Have students consider the four Cs of STEM as they answer the question:

  1. Creativity—Give students the opportunity to think about how to use the materials to create different solutions.
  2. Communication—Encourage students to talk in small groups about all the possibilities and outcomes of various solutions.
  3. Critical Thinking—Teach them to ask questions like “What if?” and “Why not?”. As they think, plan, and execute, invite them to analyze and compare their answers.
  4. Collaboration—Make it a team effort. Let students know that they can be followers, leaders, or both.

Another way to incorporate these topics into the classroom is to decorate the room to promote STEM success! Display a vibrant STEM bulletin board set to prepare, motivate, and support the class during your different lab sessions. If you’re teaching a specific topic, display interactive charts around your classroom to reinforce the lessons in an engaging way. For example, during Earth Science Week, displaying this interactive weather wheel chart not only teaches children about weather through a hands-on activity, its vibrant colors also add zest to the classroom!

STEM Challenges fun activities for students

Getting Started

Sometimes the idea of putting together a STEM project can seem overwhelming. Where will I get all the materials, and will there be enough for everyone? How much will it cost? Where will I find the time?

We can help. We’ve created two handy boxes of simple, grab-and-go activities that challenge kids of all ages. Our STEM Challenges Learning Cards and Seasonal STEM Challenges Learning Cards are packed with low-prep, ready-to-go activities. They use common classroom or household materials for fun hands-on activities, and are successful with learners at every level. Examples of a few engaging challenges are:
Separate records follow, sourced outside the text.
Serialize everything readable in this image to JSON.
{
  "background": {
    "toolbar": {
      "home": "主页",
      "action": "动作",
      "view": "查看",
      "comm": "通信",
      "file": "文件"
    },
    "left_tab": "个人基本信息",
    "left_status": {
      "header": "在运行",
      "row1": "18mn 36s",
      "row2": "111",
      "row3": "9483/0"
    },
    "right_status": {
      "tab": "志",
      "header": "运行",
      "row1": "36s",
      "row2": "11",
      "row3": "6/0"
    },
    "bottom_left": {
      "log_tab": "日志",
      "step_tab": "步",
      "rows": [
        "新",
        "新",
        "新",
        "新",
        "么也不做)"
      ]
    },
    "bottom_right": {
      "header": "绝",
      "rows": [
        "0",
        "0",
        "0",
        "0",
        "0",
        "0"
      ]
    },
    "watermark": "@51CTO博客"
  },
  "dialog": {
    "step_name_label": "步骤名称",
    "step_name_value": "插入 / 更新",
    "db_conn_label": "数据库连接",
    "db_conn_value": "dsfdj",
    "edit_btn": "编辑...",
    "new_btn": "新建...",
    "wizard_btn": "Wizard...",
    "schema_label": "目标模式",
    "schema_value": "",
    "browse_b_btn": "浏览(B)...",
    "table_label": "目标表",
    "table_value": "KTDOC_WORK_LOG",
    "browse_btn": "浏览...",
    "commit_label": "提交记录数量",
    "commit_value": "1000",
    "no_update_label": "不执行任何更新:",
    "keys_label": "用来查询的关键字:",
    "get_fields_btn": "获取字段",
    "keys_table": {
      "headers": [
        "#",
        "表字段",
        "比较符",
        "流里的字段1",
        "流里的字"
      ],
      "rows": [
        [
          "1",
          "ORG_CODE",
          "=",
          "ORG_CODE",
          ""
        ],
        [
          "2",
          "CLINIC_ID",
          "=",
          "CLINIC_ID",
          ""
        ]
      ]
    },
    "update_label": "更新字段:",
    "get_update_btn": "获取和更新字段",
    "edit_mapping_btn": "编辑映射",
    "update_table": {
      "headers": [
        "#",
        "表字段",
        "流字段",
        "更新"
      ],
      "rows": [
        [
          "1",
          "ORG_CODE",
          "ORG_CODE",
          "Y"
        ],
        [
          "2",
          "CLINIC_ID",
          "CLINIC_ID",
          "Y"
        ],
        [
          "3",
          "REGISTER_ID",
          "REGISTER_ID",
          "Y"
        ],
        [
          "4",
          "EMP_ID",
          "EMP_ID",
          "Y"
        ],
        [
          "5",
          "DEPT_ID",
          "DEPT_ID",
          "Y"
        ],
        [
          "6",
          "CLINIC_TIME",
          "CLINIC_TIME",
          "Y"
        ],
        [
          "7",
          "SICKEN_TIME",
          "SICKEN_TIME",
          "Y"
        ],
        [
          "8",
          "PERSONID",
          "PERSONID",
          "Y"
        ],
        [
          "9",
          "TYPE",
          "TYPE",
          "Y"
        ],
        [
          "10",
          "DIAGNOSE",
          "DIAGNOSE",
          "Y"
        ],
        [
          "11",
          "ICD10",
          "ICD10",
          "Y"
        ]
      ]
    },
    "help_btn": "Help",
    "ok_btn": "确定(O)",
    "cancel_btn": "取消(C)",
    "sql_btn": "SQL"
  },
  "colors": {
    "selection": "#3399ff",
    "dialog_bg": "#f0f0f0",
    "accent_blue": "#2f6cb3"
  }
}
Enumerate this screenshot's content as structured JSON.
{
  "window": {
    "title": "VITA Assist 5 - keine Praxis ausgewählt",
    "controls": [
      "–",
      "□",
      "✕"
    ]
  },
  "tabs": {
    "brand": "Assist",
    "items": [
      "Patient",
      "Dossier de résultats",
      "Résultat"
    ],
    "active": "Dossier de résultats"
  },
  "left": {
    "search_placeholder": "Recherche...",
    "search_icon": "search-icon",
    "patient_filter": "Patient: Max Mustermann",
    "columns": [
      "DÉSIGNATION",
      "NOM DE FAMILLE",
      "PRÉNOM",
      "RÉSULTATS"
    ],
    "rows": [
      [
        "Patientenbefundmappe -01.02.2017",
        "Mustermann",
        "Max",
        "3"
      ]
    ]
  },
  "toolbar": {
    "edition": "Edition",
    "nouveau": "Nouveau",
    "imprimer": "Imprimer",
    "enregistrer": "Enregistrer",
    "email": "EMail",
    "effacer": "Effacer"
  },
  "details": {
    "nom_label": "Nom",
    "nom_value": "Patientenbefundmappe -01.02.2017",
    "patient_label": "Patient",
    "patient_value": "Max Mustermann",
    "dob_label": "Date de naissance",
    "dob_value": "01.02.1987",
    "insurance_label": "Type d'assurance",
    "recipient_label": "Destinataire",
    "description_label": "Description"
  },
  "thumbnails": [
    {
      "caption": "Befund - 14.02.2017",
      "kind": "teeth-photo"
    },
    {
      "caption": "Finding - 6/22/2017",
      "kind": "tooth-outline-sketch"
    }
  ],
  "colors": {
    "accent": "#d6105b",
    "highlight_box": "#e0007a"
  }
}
  • Creating a paper rocket that will fly without being touched
  • Figuring out the best way to “digest” a cracker
  • Creating an instrument your students can play

We’ve also prepared free online resource guides to accompany both sets of learning cards. These guides provide more traditional experiments that connect to the science in each challenge.

A completed Interactive Notebook activity about plant life from the Plants In A Flash title.

In addition to this, if you still feel like you need to support your lesson plan in a pinch, our In a Flash printable series covers a variety of earth science and other STEM-related topics, while providing activities, labs, and more in one singular download.

However, if you’re more interested in adding a singular activity to your lesson plan, we offer hundreds of free printables that cover a variety of STEM subjects and topics. Earth Science Week is the perfect opportunity to integrate these free activities into your lessons, as they are a fun and easy way to introduce students to the field. Along with this, encourage students to explore these opportunities by using a STEM activity kit, which allows children to express their creativity while also learning how these fields work together. If you’re interested in more than a singular lesson, workbooks provide numerous leveled-activities and include answer keys to help track the success of your students.

The Future of STEM

With the rise of STEM-related jobs, it is important that today’s education system incorporates lessons on science, technology, engineering, and mathematics. Integrating programs surrounding Earth Science Week into the classroom can have a profound impact on not only the academics of a student, but on their future success as well. Remember to celebrate Earth Science Week from October 10th—16th, and have a happy fall!

 

Chris Schwab - Carson Dellosa

Chris Schwab, a former teacher with 12 years of experience teaching elementary special education, is an editor on the product development team at Carson Dellosa Education.